Each entry below needs to be reproduced exactly as given.
=====
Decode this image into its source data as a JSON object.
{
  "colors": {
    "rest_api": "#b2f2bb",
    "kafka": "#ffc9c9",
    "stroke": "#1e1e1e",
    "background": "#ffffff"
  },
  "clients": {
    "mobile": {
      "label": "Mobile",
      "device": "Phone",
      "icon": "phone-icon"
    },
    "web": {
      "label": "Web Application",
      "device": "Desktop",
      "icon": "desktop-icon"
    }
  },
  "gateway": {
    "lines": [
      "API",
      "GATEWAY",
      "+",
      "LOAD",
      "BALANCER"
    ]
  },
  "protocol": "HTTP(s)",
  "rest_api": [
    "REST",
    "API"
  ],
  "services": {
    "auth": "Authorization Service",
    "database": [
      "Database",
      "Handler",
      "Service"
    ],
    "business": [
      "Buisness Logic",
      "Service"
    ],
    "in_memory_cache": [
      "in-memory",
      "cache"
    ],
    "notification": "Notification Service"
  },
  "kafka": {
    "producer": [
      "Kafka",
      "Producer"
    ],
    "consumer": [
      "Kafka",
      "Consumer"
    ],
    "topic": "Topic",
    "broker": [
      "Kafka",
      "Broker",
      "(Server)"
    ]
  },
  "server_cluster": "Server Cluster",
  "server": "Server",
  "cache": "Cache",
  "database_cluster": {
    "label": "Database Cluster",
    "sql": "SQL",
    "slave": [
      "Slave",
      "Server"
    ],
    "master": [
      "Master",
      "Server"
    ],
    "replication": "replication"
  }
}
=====
- THE ANSWER:
Decode this image into its source data as a JSON object.
{
  "colors": {
    "rest_api": "#b2f2bb",
    "kafka": "#ffc9c9",
    "stroke": "#1e1e1e",
    "background": "#ffffff"
  },
  "clients": {
    "mobile": {
      "label": "Mobile",
      "device": "Phone",
      "icon": "phone-icon"
    },
    "web": {
      "label": "Web Application",
      "device": "Desktop",
      "icon": "desktop-icon"
    }
  },
  "gateway": {
    "lines": [
      "API",
      "GATEWAY",
      "+",
      "LOAD",
      "BALANCER"
    ]
  },
  "protocol": "HTTP(s)",
  "rest_api": [
    "REST",
    "API"
  ],
  "services": {
    "auth": "Authorization Service",
    "database": [
      "Database",
      "Handler",
      "Service"
    ],
    "business": [
      "Buisness Logic",
      "Service"
    ],
    "in_memory_cache": [
      "in-memory",
      "cache"
    ],
    "notification": "Notification Service"
  },
  "kafka": {
    "producer": [
      "Kafka",
      "Producer"
    ],
    "consumer": [
      "Kafka",
      "Consumer"
    ],
    "topic": "Topic",
    "broker": [
      "Kafka",
      "Broker",
      "(Server)"
    ]
  },
  "server_cluster": "Server Cluster",
  "server": "Server",
  "cache": "Cache",
  "database_cluster": {
    "label": "Database Cluster",
    "sql": "SQL",
    "slave": [
      "Slave",
      "Server"
    ],
    "master": [
      "Master",
      "Server"
    ],
    "replication": "replication"
  }
}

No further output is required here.